Cranberry Apple Cider Cocktail
The love we need to hunt is inside ourselves, but that love is difficult prey.
Don Miguel Ruiz — (via primordialsoundmeditation)
Robinson Crusoe by Daniel Defoe
illustrations by Adolf Born
3 Leg chair in English Elm, oil finished
made by Jack Draper designer/craftsman
fernweh [feyrn-vey] —
(noun) This wonderful, untranslatable German word describes the feeling of homesickness for a far away land, a place you have never visited. Do not confuse this with the english word, wanderlust; Fernweh is much more profound, it is the feeling of an unsatisfied urge to escape and discover new places, almost a sort of sadness. You miss a place you have never experienced, as opposed to lusting over it or desiring it like wanderlust. You are seeking freedom and self-discovery, but not a particular home.

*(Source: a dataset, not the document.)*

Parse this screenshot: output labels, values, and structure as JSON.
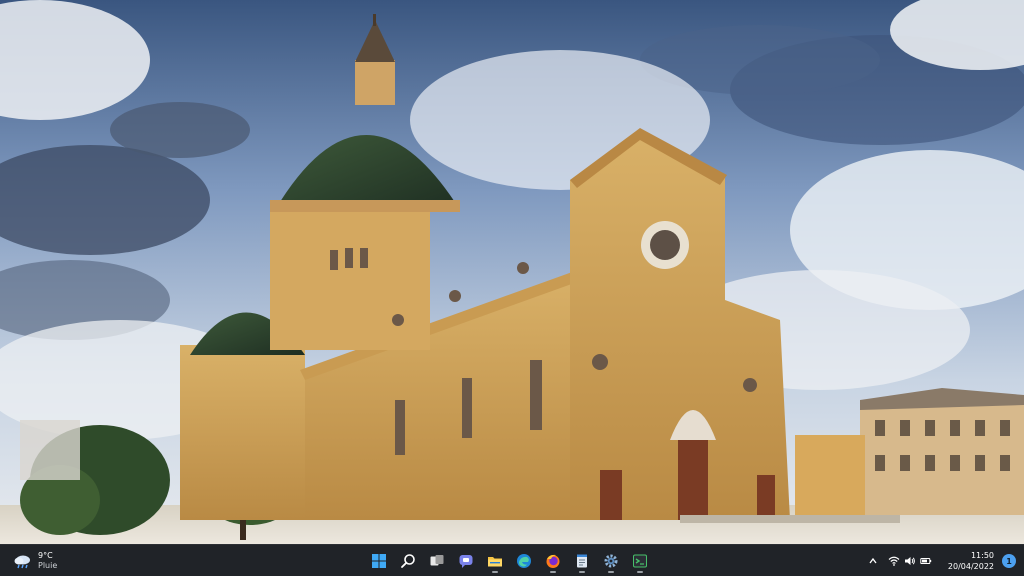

(Source: wordsnquotes.com, via petrichour)
Many of the obstacles you once imagined are not even there.
Italian Rustic Bread Roll (by Sara)
recipe for Tuscan bread here
Remember: Magic spells take many forms, from spoken word to candle burning, to mixing oils, to something as simple as posting an image on the wall. Your energy, focus and intent are what transform simple actions, words and gestures into magic spells. —
Judika Illes, Encyclopedia of 5,000 Spells
Image: Sandro Botticelli’s Madonna of the Magnificat, which depicts Lucrezia Tornabuoni and her granddaughter Lucrezia de’ Medici as the Madonna and Child
That much of her influence was necessarily indirect may be apparent from her treatment of biblical women who excel at ‘meddling’. As Judith boldly says to the priests when she is about to seduce Holofernes, “[God] has put it into my heart / to meddle in things so that your vows will be heard.” Tornabuoni, too, clearly ‘meddled’ in her sons’ education, in Florentine social and cultural affairs, in the Tuscan literary tradition of Dante and Petrarch, in a tradition of religious verse dominated by men who were members of religious orders, and finally, in the biblical stories themselves.
Her bold and elegant poetry draws as much from popular culture as it does from the elite circles of writers and artists with whom she was intimate, so that Tornabuoni emerges as an ‘other voice’ who dared to challenge, with cunning indirection, conservative Florentine assumptions about womens’ limitations in the fields of politics and poetry alike. Her verse thus not only gives us a glimpse into Florence at the very height of its Renaissance, but also offers us a reflection on the constraints, for women, of the Renaissance while justifying women’s occasionally necessary interventions in the public domain. That Tornabuoni herself consistently meddled with the distinctions between private and public, social and political, feminine and masculine spaces so valued by Florentines such as Leon Battista Alberti and Niccolo Macchiavelli is another reason her poetry is of such vital interest today.
—Jane Tylus, Lucrezia Tornabuoni de’ Medici’s Sacred Narratives